=== Exercise ===
Output each record in full, exactly as it stands.

_ _ _

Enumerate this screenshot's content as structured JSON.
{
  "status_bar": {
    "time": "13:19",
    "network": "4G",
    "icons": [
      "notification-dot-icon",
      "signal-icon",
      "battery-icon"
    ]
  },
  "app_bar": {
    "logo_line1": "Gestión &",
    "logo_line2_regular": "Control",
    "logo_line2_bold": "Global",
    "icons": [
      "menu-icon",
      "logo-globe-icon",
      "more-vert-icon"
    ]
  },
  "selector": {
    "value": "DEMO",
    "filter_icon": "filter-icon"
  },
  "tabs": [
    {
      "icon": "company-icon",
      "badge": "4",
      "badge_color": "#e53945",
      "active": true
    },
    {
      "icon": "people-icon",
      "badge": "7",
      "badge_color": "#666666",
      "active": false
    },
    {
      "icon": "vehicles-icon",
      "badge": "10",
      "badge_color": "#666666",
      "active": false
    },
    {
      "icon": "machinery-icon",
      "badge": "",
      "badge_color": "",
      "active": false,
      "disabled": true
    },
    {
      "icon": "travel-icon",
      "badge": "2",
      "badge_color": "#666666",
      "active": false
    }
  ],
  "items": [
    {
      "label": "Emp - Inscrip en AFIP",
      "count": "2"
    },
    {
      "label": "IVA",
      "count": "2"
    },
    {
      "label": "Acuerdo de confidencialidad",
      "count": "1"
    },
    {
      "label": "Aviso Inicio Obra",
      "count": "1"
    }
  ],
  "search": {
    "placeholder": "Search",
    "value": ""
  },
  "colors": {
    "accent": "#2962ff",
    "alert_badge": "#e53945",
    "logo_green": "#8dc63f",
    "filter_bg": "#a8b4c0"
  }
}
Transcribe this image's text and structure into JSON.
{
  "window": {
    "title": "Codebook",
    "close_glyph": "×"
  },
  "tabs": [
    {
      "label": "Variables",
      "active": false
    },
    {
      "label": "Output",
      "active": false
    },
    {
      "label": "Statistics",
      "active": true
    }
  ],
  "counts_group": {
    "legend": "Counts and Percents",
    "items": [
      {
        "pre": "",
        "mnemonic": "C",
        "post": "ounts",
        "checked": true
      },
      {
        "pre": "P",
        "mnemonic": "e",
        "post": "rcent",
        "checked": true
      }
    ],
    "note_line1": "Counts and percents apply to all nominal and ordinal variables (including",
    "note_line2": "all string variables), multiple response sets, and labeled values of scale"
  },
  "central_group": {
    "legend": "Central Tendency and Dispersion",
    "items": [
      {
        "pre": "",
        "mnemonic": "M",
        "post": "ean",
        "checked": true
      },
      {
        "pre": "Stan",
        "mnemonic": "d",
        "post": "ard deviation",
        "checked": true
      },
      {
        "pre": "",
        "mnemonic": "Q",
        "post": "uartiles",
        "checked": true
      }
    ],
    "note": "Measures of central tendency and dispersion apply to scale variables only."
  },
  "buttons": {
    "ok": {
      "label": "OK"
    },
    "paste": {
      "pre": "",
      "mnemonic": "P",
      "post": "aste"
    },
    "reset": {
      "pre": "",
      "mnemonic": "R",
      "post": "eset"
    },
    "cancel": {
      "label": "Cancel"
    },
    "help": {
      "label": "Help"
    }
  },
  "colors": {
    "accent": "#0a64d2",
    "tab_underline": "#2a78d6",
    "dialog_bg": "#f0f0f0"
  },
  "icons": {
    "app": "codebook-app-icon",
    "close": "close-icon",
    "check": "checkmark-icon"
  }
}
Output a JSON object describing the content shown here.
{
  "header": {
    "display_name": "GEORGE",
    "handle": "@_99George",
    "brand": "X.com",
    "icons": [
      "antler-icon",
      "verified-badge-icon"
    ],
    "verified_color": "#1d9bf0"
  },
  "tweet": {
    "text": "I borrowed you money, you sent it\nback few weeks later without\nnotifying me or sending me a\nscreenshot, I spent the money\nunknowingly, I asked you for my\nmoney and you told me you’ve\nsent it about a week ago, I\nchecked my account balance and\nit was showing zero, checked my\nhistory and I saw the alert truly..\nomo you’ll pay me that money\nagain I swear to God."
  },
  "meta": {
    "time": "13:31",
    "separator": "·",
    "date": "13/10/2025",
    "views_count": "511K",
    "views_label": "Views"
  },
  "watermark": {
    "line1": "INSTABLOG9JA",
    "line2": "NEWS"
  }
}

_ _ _

=== Answer space ===
Enumerate this screenshot's content as structured JSON.
{
  "status_bar": {
    "time": "13:19",
    "network": "4G",
    "icons": [
      "notification-dot-icon",
      "signal-icon",
      "battery-icon"
    ]
  },
  "app_bar": {
    "logo_line1": "Gestión &",
    "logo_line2_regular": "Control",
    "logo_line2_bold": "Global",
    "icons": [
      "menu-icon",
      "logo-globe-icon",
      "more-vert-icon"
    ]
  },
  "selector": {
    "value": "DEMO",
    "filter_icon": "filter-icon"
  },
  "tabs": [
    {
      "icon": "company-icon",
      "badge": "4",
      "badge_color": "#e53945",
      "active": true
    },
    {
      "icon": "people-icon",
      "badge": "7",
      "badge_color": "#666666",
      "active": false
    },
    {
      "icon": "vehicles-icon",
      "badge": "10",
      "badge_color": "#666666",
      "active": false
    },
    {
      "icon": "machinery-icon",
      "badge": "",
      "badge_color": "",
      "active": false,
      "disabled": true
    },
    {
      "icon": "travel-icon",
      "badge": "2",
      "badge_color": "#666666",
      "active": false
    }
  ],
  "items": [
    {
      "label": "Emp - Inscrip en AFIP",
      "count": "2"
    },
    {
      "label": "IVA",
      "count": "2"
    },
    {
      "label": "Acuerdo de confidencialidad",
      "count": "1"
    },
    {
      "label": "Aviso Inicio Obra",
      "count": "1"
    }
  ],
  "search": {
    "placeholder": "Search",
    "value": ""
  },
  "colors": {
    "accent": "#2962ff",
    "alert_badge": "#e53945",
    "logo_green": "#8dc63f",
    "filter_bg": "#a8b4c0"
  }
}
Transcribe this image's text and structure into JSON.
{
  "window": {
    "title": "Codebook",
    "close_glyph": "×"
  },
  "tabs": [
    {
      "label": "Variables",
      "active": false
    },
    {
      "label": "Output",
      "active": false
    },
    {
      "label": "Statistics",
      "active": true
    }
  ],
  "counts_group": {
    "legend": "Counts and Percents",
    "items": [
      {
        "pre": "",
        "mnemonic": "C",
        "post": "ounts",
        "checked": true
      },
      {
        "pre": "P",
        "mnemonic": "e",
        "post": "rcent",
        "checked": true
      }
    ],
    "note_line1": "Counts and percents apply to all nominal and ordinal variables (including",
    "note_line2": "all string variables), multiple response sets, and labeled values of scale"
  },
  "central_group": {
    "legend": "Central Tendency and Dispersion",
    "items": [
      {
        "pre": "",
        "mnemonic": "M",
        "post": "ean",
        "checked": true
      },
      {
        "pre": "Stan",
        "mnemonic": "d",
        "post": "ard deviation",
        "checked": true
      },
      {
        "pre": "",
        "mnemonic": "Q",
        "post": "uartiles",
        "checked": true
      }
    ],
    "note": "Measures of central tendency and dispersion apply to scale variables only."
  },
  "buttons": {
    "ok": {
      "label": "OK"
    },
    "paste": {
      "pre": "",
      "mnemonic": "P",
      "post": "aste"
    },
    "reset": {
      "pre": "",
      "mnemonic": "R",
      "post": "eset"
    },
    "cancel": {
      "label": "Cancel"
    },
    "help": {
      "label": "Help"
    }
  },
  "colors": {
    "accent": "#0a64d2",
    "tab_underline": "#2a78d6",
    "dialog_bg": "#f0f0f0"
  },
  "icons": {
    "app": "codebook-app-icon",
    "close": "close-icon",
    "check": "checkmark-icon"
  }
}
Output a JSON object describing the content shown here.
{
  "header": {
    "display_name": "GEORGE",
    "handle": "@_99George",
    "brand": "X.com",
    "icons": [
      "antler-icon",
      "verified-badge-icon"
    ],
    "verified_color": "#1d9bf0"
  },
  "tweet": {
    "text": "I borrowed you money, you sent it\nback few weeks later without\nnotifying me or sending me a\nscreenshot, I spent the money\nunknowingly, I asked you for my\nmoney and you told me you’ve\nsent it about a week ago, I\nchecked my account balance and\nit was showing zero, checked my\nhistory and I saw the alert truly..\nomo you’ll pay me that money\nagain I swear to God."
  },
  "meta": {
    "time": "13:31",
    "separator": "·",
    "date": "13/10/2025",
    "views_count": "511K",
    "views_label": "Views"
  },
  "watermark": {
    "line1": "INSTABLOG9JA",
    "line2": "NEWS"
  }
}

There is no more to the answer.